The United States faces a serious opioid abuse problem. According to the Centers for Disease Control and Prevention (CDC), the rate of overdose deaths involving opioids, including prescription painkillers and heroin, has increased nearly four times since 1999. This has large part been due to a dramatic increase in the use of prescription opioid substances; the quantity sold has nearly quadrupled since 1999, despite no change in the amount of pain Americans report on average. Presently, 78 Americans die every day as a result of an opioid overdose.
Recognizing that more can be done to address the rising rates of addiction and overdose, Congress has recently taken steps to pass legislation aimed at curbing prescription and illegal opioid abuse.
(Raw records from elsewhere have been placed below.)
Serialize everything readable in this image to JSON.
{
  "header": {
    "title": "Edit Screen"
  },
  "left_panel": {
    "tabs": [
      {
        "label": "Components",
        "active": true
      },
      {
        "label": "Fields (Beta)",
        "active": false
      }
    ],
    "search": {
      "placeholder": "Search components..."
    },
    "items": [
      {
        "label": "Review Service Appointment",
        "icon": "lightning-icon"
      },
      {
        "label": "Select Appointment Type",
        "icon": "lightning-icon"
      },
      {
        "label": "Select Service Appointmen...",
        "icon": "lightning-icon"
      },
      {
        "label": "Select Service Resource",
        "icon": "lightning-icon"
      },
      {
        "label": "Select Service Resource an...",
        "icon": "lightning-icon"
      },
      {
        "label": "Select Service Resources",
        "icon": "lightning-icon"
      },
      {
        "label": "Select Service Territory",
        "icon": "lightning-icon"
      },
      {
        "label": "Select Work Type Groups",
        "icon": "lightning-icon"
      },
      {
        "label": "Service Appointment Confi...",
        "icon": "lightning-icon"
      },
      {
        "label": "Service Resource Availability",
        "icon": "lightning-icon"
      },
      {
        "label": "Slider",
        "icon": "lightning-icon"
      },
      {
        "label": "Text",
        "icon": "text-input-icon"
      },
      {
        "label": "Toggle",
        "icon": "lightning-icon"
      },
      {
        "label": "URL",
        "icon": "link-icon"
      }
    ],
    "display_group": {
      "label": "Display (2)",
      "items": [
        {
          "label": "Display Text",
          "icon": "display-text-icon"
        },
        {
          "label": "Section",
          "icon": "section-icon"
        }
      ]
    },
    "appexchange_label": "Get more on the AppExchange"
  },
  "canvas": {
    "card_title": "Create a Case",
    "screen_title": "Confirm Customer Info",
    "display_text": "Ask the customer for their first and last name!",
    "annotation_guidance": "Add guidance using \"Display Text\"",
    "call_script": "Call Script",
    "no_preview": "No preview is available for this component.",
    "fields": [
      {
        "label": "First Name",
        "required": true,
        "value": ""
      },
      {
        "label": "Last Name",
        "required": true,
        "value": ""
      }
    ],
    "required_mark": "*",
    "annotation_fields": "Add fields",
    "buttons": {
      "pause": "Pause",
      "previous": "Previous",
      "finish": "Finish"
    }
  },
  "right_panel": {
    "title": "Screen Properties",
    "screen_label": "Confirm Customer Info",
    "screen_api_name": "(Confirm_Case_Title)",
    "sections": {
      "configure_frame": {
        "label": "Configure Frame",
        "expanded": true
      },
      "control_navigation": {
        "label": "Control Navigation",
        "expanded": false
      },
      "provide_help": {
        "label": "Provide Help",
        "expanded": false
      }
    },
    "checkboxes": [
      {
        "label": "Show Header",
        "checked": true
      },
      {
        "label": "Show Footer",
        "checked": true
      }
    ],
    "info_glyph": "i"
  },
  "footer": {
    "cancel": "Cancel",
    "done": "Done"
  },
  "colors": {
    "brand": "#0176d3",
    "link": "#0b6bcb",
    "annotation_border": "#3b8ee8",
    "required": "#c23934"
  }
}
As I wrote in March, the Senate passed by a vote of 94 to 1 a bill called the Comprehensive Addiction and Recovery Act (S. 524), also known as CARA. CARA would increase federal funding for education about opioid abuse, as well as for pilot programs for medication-assisted opioid treatment.
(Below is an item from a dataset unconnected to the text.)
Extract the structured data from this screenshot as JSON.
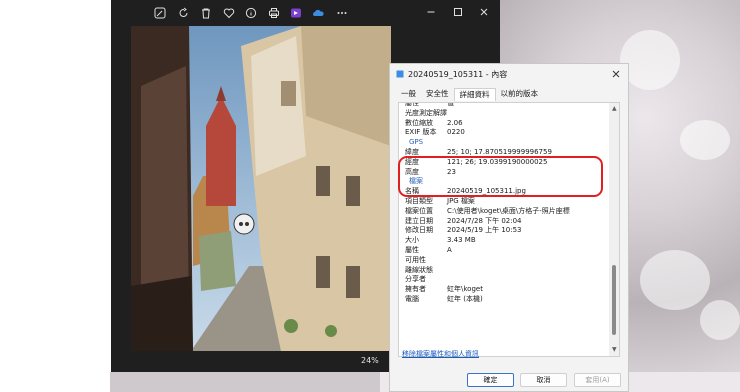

The House of Representatives has also introduced legislation on this issue . In May, members of the House passed 18 separate bills, spanning in content from a measure to protect children and veterans from opioid abuse to a provision requiring the federal government to study the country’s ability to respond to the opioid crisis. As with CARA in the Senate, the House bills received strong bipartisan support.
Because the Senate bill does not align perfectly with the House package, it will be necessary for Congress to try to reconcile the two and reach some form of compromise legislation. Just last week, the Senate voted 95-1 to launch a conference committee to work out a final bill agreeable to both chambers. The goal is to have that bill on the President’s desk before Congress recesses in mid-July.
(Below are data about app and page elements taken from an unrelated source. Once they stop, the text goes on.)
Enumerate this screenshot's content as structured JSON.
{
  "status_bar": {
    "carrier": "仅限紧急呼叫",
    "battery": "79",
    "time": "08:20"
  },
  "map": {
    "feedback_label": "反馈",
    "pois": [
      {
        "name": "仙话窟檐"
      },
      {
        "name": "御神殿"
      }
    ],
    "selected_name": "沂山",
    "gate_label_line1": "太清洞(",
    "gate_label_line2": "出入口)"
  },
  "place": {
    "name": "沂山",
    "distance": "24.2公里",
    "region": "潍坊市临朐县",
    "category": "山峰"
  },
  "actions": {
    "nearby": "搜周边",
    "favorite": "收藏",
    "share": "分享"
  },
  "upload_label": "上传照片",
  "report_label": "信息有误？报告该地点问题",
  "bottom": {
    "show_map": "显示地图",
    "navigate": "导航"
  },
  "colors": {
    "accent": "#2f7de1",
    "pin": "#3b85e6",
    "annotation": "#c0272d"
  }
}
Still, not all members of Congress or advocacy groups are entirely happy with the progress that has been made so far. Much of the criticism has focused on the fact that neither the Senate bill nor the House package include additional funding to address opioid addiction. The Obama administration has proposed $1.1 billion in funding for anti-opioid initiatives. A group of Senators tried to include authorization of an additional $600 million for the Department of Justice and the Department of Health and Human Services as part of CARA in March, but the amendment ultimately failed. Without additional funding, critics are skeptic that the measures laid out in CARA and in the House package can be successfully implemented.
Jewish tradition stresses the danger of substance abuse. Maimonides taught in his Mishneh Torah that “a person must distance himself from things that destroy the body, and accustom himself to things which heal the body.” In 1989, the Union for Reform Judaism passed a resolution expressing its “unequivocal opposition to all forms of substance abuse,” and endorsing drug treatment and rehabilitation programs that help people with substance abuse problems return to society and live meaningful and productive lives. As such, the expeditious passage of comprehensive, well-funded legislation to address the opioid crisis and to provide support for people with opioid addiction is a pressing concern for Reform Jews.